It’s all very well to try to design anti-Chicom ententes but, further to this post,
how to keep strategic desires in line with industrial and naval realities? At SubWeek:
Opinion: Aggressive Politicking Threatens Australia’s Submarine Program
Australia’s submarine project does not need added risk
Next to combat aircraft, submarines are often the most expensive weapon programs in any nation’s budget. They are also regional-strategic weapons in any conflict that has a maritime dimension, even if that is confined to a belligerent’s need to import energy. The submarine’s combination of stealth and persistence gives it a unique capability: It’s a threat, even if it isn’t there…

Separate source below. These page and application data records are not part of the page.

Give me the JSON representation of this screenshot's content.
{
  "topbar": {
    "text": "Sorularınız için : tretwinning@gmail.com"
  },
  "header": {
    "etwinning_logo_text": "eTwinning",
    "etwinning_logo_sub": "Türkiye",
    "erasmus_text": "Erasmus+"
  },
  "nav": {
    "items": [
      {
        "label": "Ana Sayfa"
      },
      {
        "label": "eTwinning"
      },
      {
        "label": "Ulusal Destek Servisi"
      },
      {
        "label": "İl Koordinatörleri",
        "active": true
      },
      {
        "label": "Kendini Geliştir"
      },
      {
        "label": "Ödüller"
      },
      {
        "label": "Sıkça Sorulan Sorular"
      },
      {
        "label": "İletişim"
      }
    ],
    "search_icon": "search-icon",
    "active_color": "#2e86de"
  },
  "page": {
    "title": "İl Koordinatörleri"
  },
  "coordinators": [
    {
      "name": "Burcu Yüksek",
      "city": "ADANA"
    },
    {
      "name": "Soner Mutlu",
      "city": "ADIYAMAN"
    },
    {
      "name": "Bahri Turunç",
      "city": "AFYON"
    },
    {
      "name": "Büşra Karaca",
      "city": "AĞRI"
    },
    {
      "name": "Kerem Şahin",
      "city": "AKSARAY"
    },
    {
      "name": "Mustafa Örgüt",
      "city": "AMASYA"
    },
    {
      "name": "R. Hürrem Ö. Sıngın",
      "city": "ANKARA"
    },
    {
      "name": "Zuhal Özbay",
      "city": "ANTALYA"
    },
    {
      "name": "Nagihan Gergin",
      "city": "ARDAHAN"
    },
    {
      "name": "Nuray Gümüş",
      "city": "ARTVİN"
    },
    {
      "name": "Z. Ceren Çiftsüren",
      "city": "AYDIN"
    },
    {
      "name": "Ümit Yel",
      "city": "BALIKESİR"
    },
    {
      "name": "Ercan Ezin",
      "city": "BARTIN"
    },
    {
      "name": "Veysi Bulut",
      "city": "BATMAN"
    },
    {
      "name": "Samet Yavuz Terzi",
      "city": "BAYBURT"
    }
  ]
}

Australia’s Sea 1000 project is one of the largest defense programs outside the nuclear powers, aiming to replace six Collins-class boats with 12 larger craft, which will be among the largest diesel-electric submarines (SSK) ever built. Unsurprisingly, it is also rapidly becoming politicized, with many observers concerned that Prime Minister Tony Abbott’s government has already settled on a favored solution—to team up with two Japanese zaibatsu, Mitsubishi and Kawasaki, on a development of the Soryu-class submarine (see photo).
In a widely quoted statement in February, Abbott called the Soryu “the best conventional submarine in the world.” The same description was used by Vice Adm. Robert Thomas, commander of the U.S. Navy’s 7th Fleet, who was quoted last October as having told Australia’s then-minister of defense: “You want to find the finest diesel-electric submarine made on the planet—it’s made at Kobe works in Japan.” Reuters reported in July that Britain’s Babcock and BAE Systems were interested in joining the Soryu team.
A Japanese-Australian marriage with the U.S. Navy as matchmaker is politically attractive. All three parties are focused on the Pacific and China. The U.S. likes to see Japan more outward-looking as an alliance partner, and may be happier to see the General Dynamics BGY-1 combat control system and U.S. weapons—both Australian desires—on a Japanese-Australian SSK than on an alternative.
This trend is nevertheless unwelcome to Germany’s ThyssenKrupp Marine Systems (TKMS) and France’s DCNS, the world’s leading exporters of SSKs and the alternative suppliers for Sea 1000. Also, it is not a low-risk solution to a risky project, following the major delays and overruns in the Collins-class program…
At any rate Canada won’t be in the market for new subs–if ever–for a long time to come: